Description of the task —
Go through the entries below and collect each line with the string "label" in it.

Recorded data —
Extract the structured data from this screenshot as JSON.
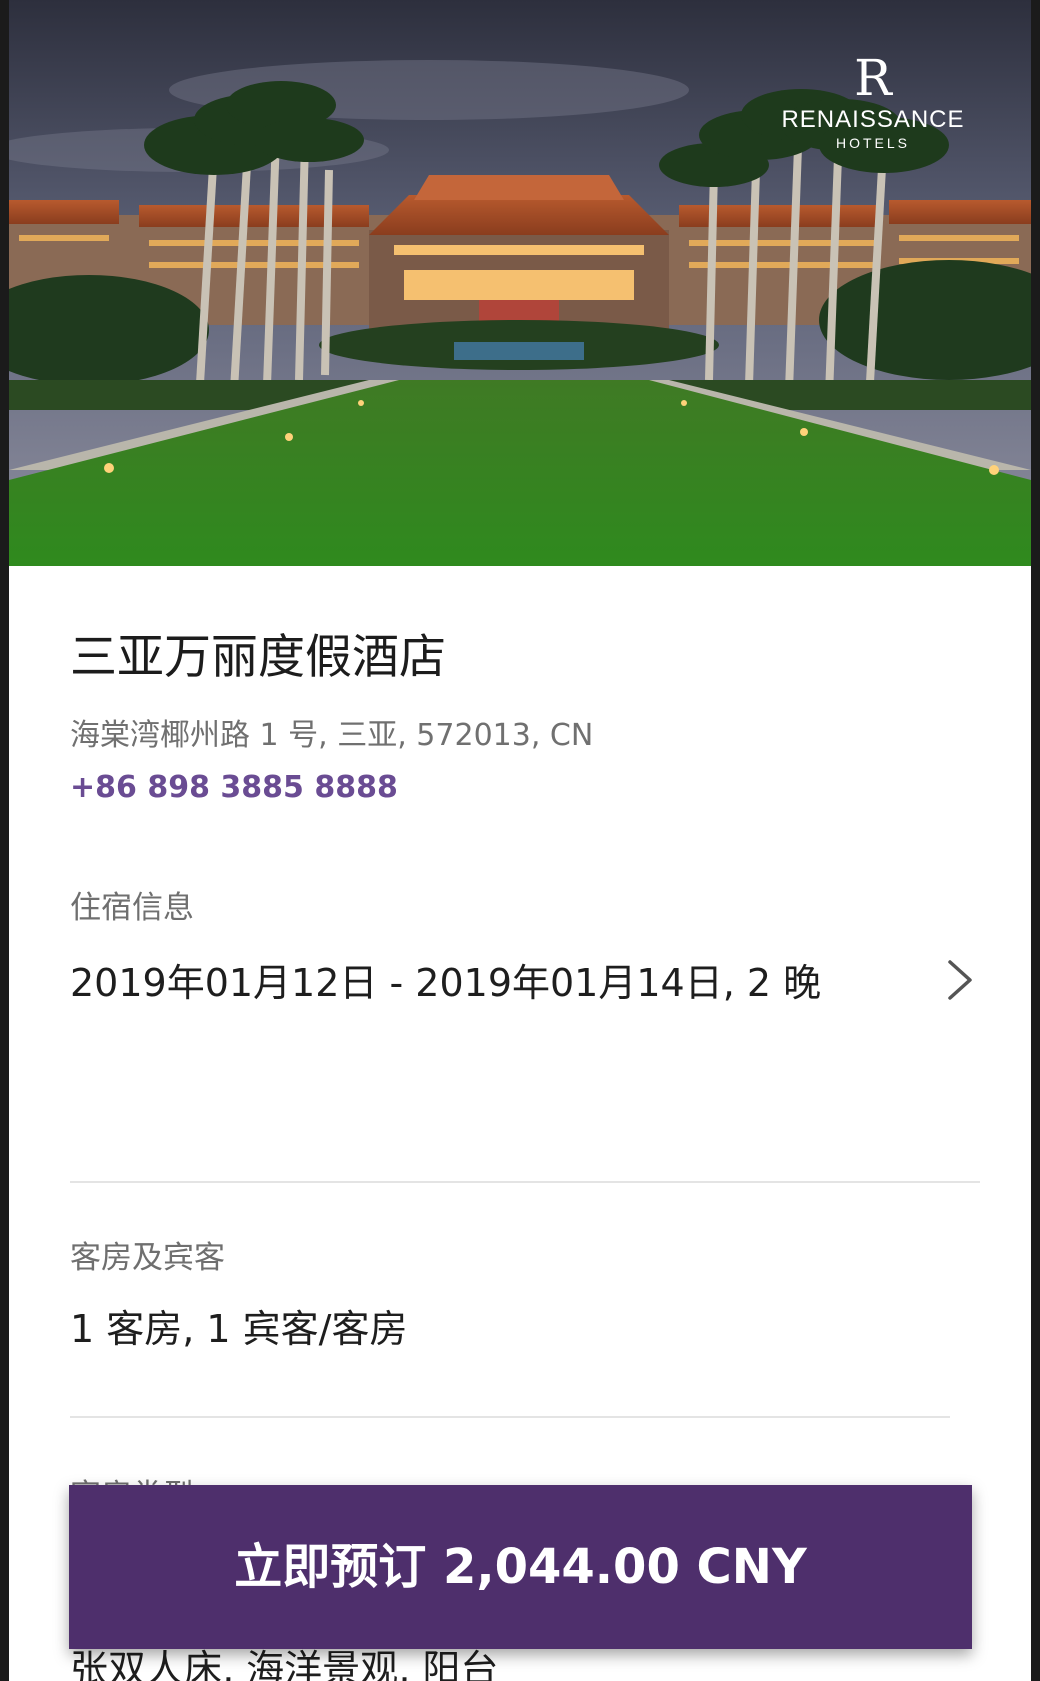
{
  "hero": {
    "brand": {
      "mark": "R",
      "name": "RENAISSANCE",
      "sub": "HOTELS"
    }
  },
  "hotel": {
    "name": "三亚万丽度假酒店",
    "address": "海棠湾椰州路 1 号, 三亚, 572013, CN",
    "phone": "+86 898 3885 8888"
  },
  "stay": {
    "label": "住宿信息",
    "value": "2019年01月12日 - 2019年01月14日, 2 晚"
  },
  "rooms": {
    "label": "客房及宾客",
    "value": "1 客房, 1 宾客/客房"
  },
  "room_type": {
    "label": "客房类型",
    "value": "张双人床, 海洋景观, 阳台"
  },
  "cta": {
    "label": "立即预订 2,044.00 CNY"
  },
  "colors": {
    "accent": "#4e2f6c",
    "link": "#6a4c93",
    "text": "#1e1e1e",
    "muted": "#707070"
  }
}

Finished task —
    "label": "住宿信息",
    "label": "客房及宾客",
    "label": "客房类型",
    "label": "立即预订 2,044.00 CNY"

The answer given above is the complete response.